Comprehensive physical, intake of medical history are key in diagnosis of painful hips
William J. Maloney
WAILEA, Hawaii – Proper assessment of patients with painful hips after total hip arthroplasty should involve a good physical exam, intake of medical history and consideration of extra-articular sources, according to a presenter here at Orthopedics Today Hawaii 2012.
“I start out by doing with asking ‘Is it the hip?’ I think it is like anything else. A good history and a good physical are important in terms of diagnosis,” William J. Maloney, MD, said here.
A basic work-up consists of a history, physical exam, X-rays, complete blood count, erythrocyte sedimentation rate and C-reactive protein measures, he said.To assess the character and location of the pain, Maloney asks patients if the pain has changed since surgery or was there a pain-free interval after surgery.
“Location of the pain is important,” he advised.
Start-up pain indicates loose components, he said, where as constant pain or night pain are signs of infection. Pain in the groin indicates a loose socket or iliopsoas impingement, and pain in the thigh can indicate a loose stem or end-of-stem pain.

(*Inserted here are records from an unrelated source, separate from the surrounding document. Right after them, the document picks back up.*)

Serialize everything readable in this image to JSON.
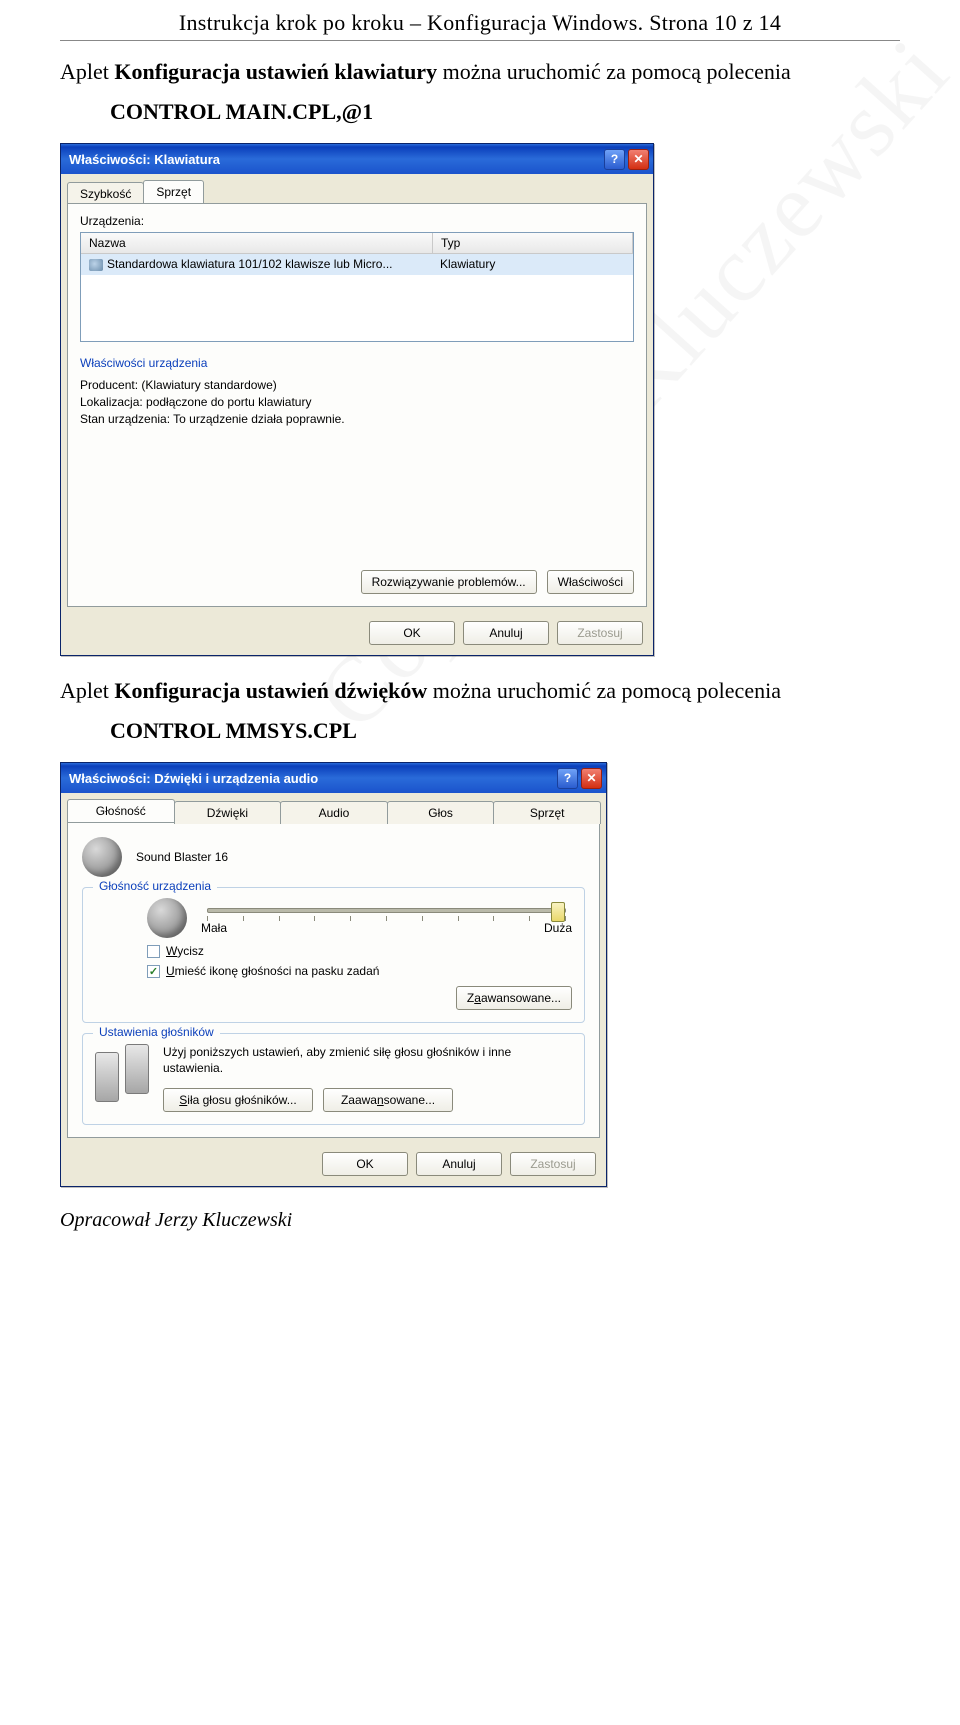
{
  "doc": {
    "header": "Instrukcja krok po kroku – Konfiguracja Windows.  Strona 10 z 14",
    "para1_a": "Aplet ",
    "para1_b": "Konfiguracja ustawień klawiatury",
    "para1_c": "  można uruchomić za pomocą polecenia",
    "cmd1": "CONTROL  MAIN.CPL,@1",
    "para2_a": "Aplet ",
    "para2_b": "Konfiguracja ustawień dźwięków",
    "para2_c": "  można uruchomić za pomocą polecenia",
    "cmd2": "CONTROL  MMSYS.CPL",
    "footer": "Opracował Jerzy Kluczewski",
    "watermark": "Copyright Kluczewski"
  },
  "kb_dialog": {
    "title": "Właściwości: Klawiatura",
    "help": "?",
    "close": "✕",
    "tabs": {
      "speed": "Szybkość",
      "hardware": "Sprzęt"
    },
    "devices_label": "Urządzenia:",
    "col_name": "Nazwa",
    "col_type": "Typ",
    "row_name": "Standardowa klawiatura 101/102 klawisze lub Micro...",
    "row_type": "Klawiatury",
    "props_title": "Właściwości urządzenia",
    "manufacturer": "Producent: (Klawiatury standardowe)",
    "location": "Lokalizacja: podłączone do portu klawiatury",
    "status": "Stan urządzenia: To urządzenie działa poprawnie.",
    "btn_troubleshoot": "Rozwiązywanie problemów...",
    "btn_props": "Właściwości",
    "btn_ok": "OK",
    "btn_cancel": "Anuluj",
    "btn_apply": "Zastosuj"
  },
  "audio_dialog": {
    "title": "Właściwości: Dźwięki i urządzenia audio",
    "help": "?",
    "close": "✕",
    "tabs": [
      "Głośność",
      "Dźwięki",
      "Audio",
      "Głos",
      "Sprzęt"
    ],
    "device_name": "Sound Blaster 16",
    "volume_group": "Głośność urządzenia",
    "vol_low": "Mała",
    "vol_high": "Duża",
    "chk_mute": "Wycisz",
    "chk_tray": "Umieść ikonę głośności na pasku zadań",
    "btn_adv1": "Zaawansowane...",
    "spk_group": "Ustawienia głośników",
    "spk_text": "Użyj poniższych ustawień, aby zmienić siłę głosu głośników i inne ustawienia.",
    "btn_spk_vol": "Siła głosu głośników...",
    "btn_adv2": "Zaawansowane...",
    "btn_ok": "OK",
    "btn_cancel": "Anuluj",
    "btn_apply": "Zastosuj"
  }
}
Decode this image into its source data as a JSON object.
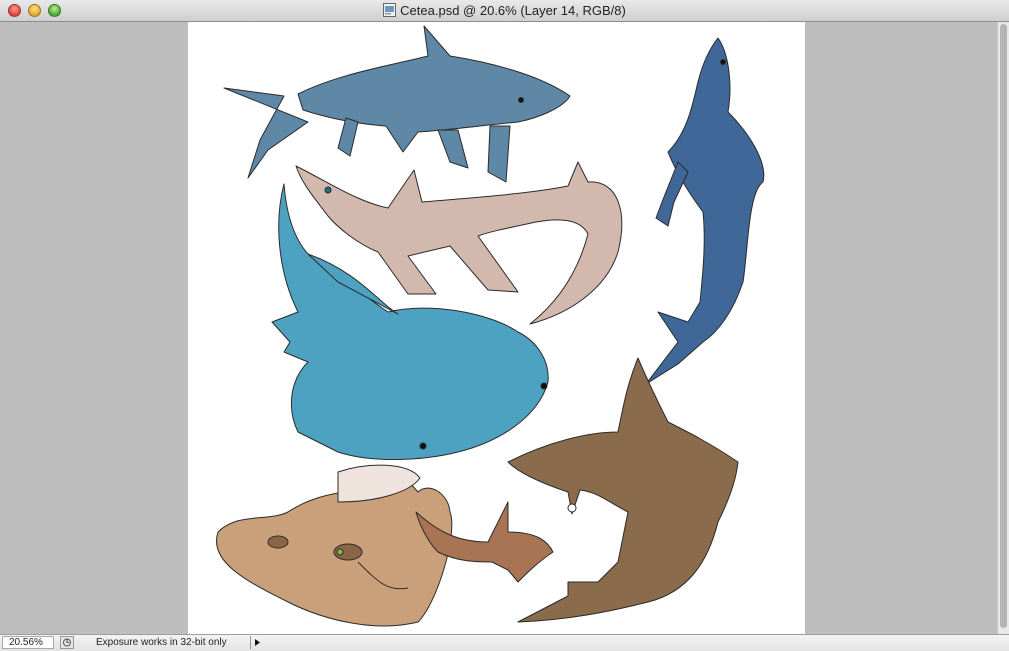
{
  "window": {
    "title": "Cetea.psd @ 20.6% (Layer 14, RGB/8)"
  },
  "status": {
    "zoom": "20.56%",
    "info_text": "Exposure works in 32-bit only"
  },
  "canvas": {
    "background": "#ffffff",
    "creatures": [
      {
        "name": "grey-blue shark with legs",
        "color": "#5e88a6"
      },
      {
        "name": "pink long-tailed shark",
        "color": "#d3b8ae"
      },
      {
        "name": "dark blue upright shark",
        "color": "#3f6797"
      },
      {
        "name": "cyan whale shark",
        "color": "#4ea2c1"
      },
      {
        "name": "spotted brown wobbegong",
        "color": "#c9a07a"
      },
      {
        "name": "small brown shark",
        "color": "#a87454"
      },
      {
        "name": "brown hammerhead",
        "color": "#8a6b4c"
      }
    ]
  }
}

“If labs are abnormal or history is suggestive, then an aspiration is indicated to rule out infection,” Maloney said.
He said that osseointegration can be difficult to evaluate with cementless sockets. Nuclear medicine scans should be used in select cases, and negative scans are most helpful.
- Maloney WJ. Evaluation of the painful THR. Presented at Orthopedics Today Hawaii 2012, Jan. 15-18. Wailea, Hawaii.
- Disclosure: Maloney receives royalties from Wright Medical and Zimmer.